El Salvador hopes to vaccinate its way out of third wave of COVID cases
As always, the scarcity of quality data being released by the government continues to be a challenge in assessing the extent of the pandemic in El Salvador. Other than the number of vaccinations each day, the government has ceased regularly updating its COVID-19 dashboard at covid19.gob.sv. The government does not release statistics on the level of hospitalization or the levels of breakthrough infections. The government does not provide information on the vaccination percentages by different age groups.
A report in La Prensa Grafica on September 9 cited unnamed sources within Hospital El Salvador, the country's flagship hospital for treating COVID-19 patients, saying that the hospital was on the brink of collapse as a result of the surge in COVID patients and that all ventilators and all ICU beds were already in use.
In a press conference on Wednesday morning, Minister of Health Francisco Alabi said that additional beds can be brought online. But the challenge for El Salvador is that the number of qualified intensive care practitioners can't be increased in the same way. In other words, there may not be anyone to care for the people in those extra beds.
The primary response of the government to this surge in cases caused by the novel coronavirus is to continue its strong vaccination campaign, one of the leaders in the region.
On Monday night Nayib Bukele announced on Twitter that the country is opening up COVID-19 vaccinations to children down to age 6. Previously El Salvador had been vaccinating down to age 12.
In this morning's press conference Minister Alabi shared that for children in that age group, El Salvador will be vaccinating with an inactive virus vaccine, the Coronavac vaccine from China. Alabi pointed to a Chinese study published in the medical journal the Lancet showing safety and efficacy of this form of vaccine in children in that age range. The Coronavac vaccine is also being used by Chile for children aged 6 and up starting a few weeks ago. Alabi discarded criticism from the Association of Pediatricians of El Salvador that there had not been sufficient consultation on the decision to follow suit in El Salvador.

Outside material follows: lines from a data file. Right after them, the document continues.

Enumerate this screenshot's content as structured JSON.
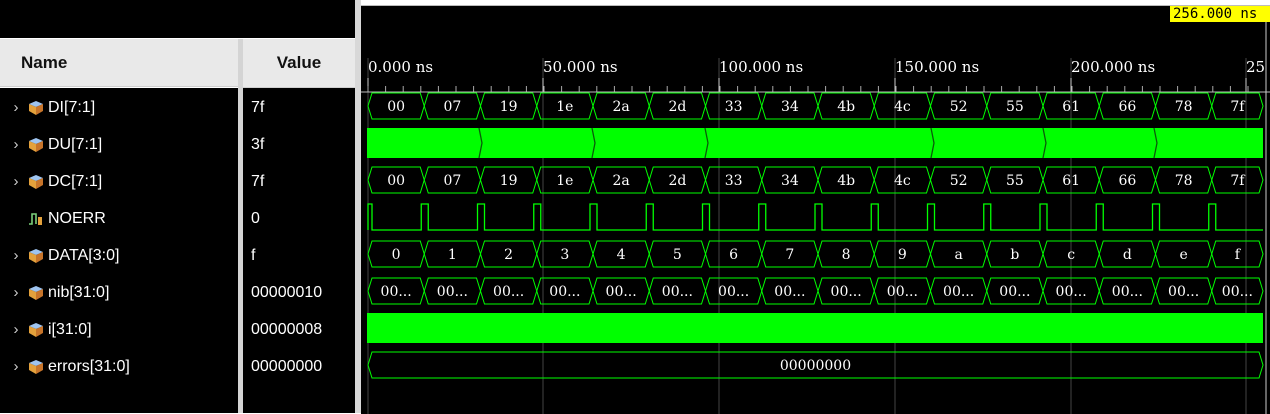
{
  "header": {
    "name_label": "Name",
    "value_label": "Value"
  },
  "cursor_label": "256.000 ns",
  "ruler": [
    "0.000 ns",
    "50.000 ns",
    "100.000 ns",
    "150.000 ns",
    "200.000 ns",
    "25"
  ],
  "signals": [
    {
      "name": "DI[7:1]",
      "value": "7f",
      "icon": "bus-signal-icon",
      "expandable": true,
      "waves": [
        "00",
        "07",
        "19",
        "1e",
        "2a",
        "2d",
        "33",
        "34",
        "4b",
        "4c",
        "52",
        "55",
        "61",
        "66",
        "78",
        "7f"
      ]
    },
    {
      "name": "DU[7:1]",
      "value": "3f",
      "icon": "bus-signal-icon",
      "expandable": true
    },
    {
      "name": "DC[7:1]",
      "value": "7f",
      "icon": "bus-signal-icon",
      "expandable": true,
      "waves": [
        "00",
        "07",
        "19",
        "1e",
        "2a",
        "2d",
        "33",
        "34",
        "4b",
        "4c",
        "52",
        "55",
        "61",
        "66",
        "78",
        "7f"
      ]
    },
    {
      "name": "NOERR",
      "value": "0",
      "icon": "bit-signal-icon",
      "expandable": false
    },
    {
      "name": "DATA[3:0]",
      "value": "f",
      "icon": "bus-signal-icon",
      "expandable": true,
      "waves": [
        "0",
        "1",
        "2",
        "3",
        "4",
        "5",
        "6",
        "7",
        "8",
        "9",
        "a",
        "b",
        "c",
        "d",
        "e",
        "f"
      ]
    },
    {
      "name": "nib[31:0]",
      "value": "00000010",
      "icon": "bus-signal-icon",
      "expandable": true,
      "waves": [
        "00...",
        "00...",
        "00...",
        "00...",
        "00...",
        "00...",
        "00...",
        "00...",
        "00...",
        "00...",
        "00...",
        "00...",
        "00...",
        "00...",
        "00...",
        "00..."
      ]
    },
    {
      "name": "i[31:0]",
      "value": "00000008",
      "icon": "bus-signal-icon",
      "expandable": true
    },
    {
      "name": "errors[31:0]",
      "value": "00000000",
      "icon": "bus-signal-icon",
      "expandable": true,
      "waves": [
        "00000000"
      ]
    }
  ],
  "colors": {
    "wave": "#00ff00",
    "background": "#000000",
    "cursor": "#ffff00"
  }
}
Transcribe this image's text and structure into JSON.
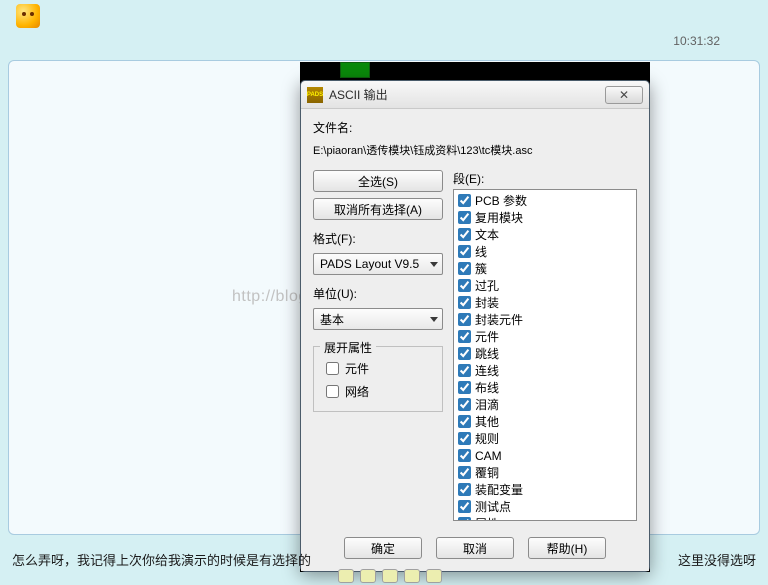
{
  "chat": {
    "timestamp": "10:31:32",
    "blog_watermark": "http://blog.csdn",
    "bottom_text_left": "怎么弄呀，我记得上次你给我演示的时候是有选择的",
    "bottom_text_right": "这里没得选呀"
  },
  "dialog": {
    "title": "ASCII 输出",
    "app_icon_text": "PADS",
    "close_glyph": "✕",
    "filename_label": "文件名:",
    "filename_path": "E:\\piaoran\\透传模块\\钰成资料\\123\\tc模块.asc",
    "select_all_btn": "全选(S)",
    "unselect_all_btn": "取消所有选择(A)",
    "format_label": "格式(F):",
    "format_value": "PADS Layout V9.5",
    "units_label": "单位(U):",
    "units_value": "基本",
    "expand_group_label": "展开属性",
    "expand_component_label": "元件",
    "expand_net_label": "网络",
    "sections_label": "段(E):",
    "sections": [
      "PCB 参数",
      "复用模块",
      "文本",
      "线",
      "簇",
      "过孔",
      "封装",
      "封装元件",
      "元件",
      "跳线",
      "连线",
      "布线",
      "泪滴",
      "其他",
      "规则",
      "CAM",
      "覆铜",
      "装配变量",
      "测试点",
      "属性"
    ],
    "ok_btn": "确定",
    "cancel_btn": "取消",
    "help_btn": "帮助(H)"
  }
}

Alabi was also asked whether the country was considering a quarantine or curfew as being put in place in neighboring countries seeing a surge in COVID-19 cases. He indicated there were no plans to do so, because there was sufficient hospital capacity and because El Salvador was in a different situation than those other countries with its high level of vaccination.
Schools continue in "semi-presencial" mode -- with classes being given both through guided remote instruction and in classrooms. Stadiums are open for events such as recent world cup qualifying matches against the United State and Honduras, but only fully vaccinated fans were permitted to attend. Public health messaging about the need for masks, washing hands, and social distancing continues on a regular basis. Shopping malls, stores, bars and restaurants are all completely open.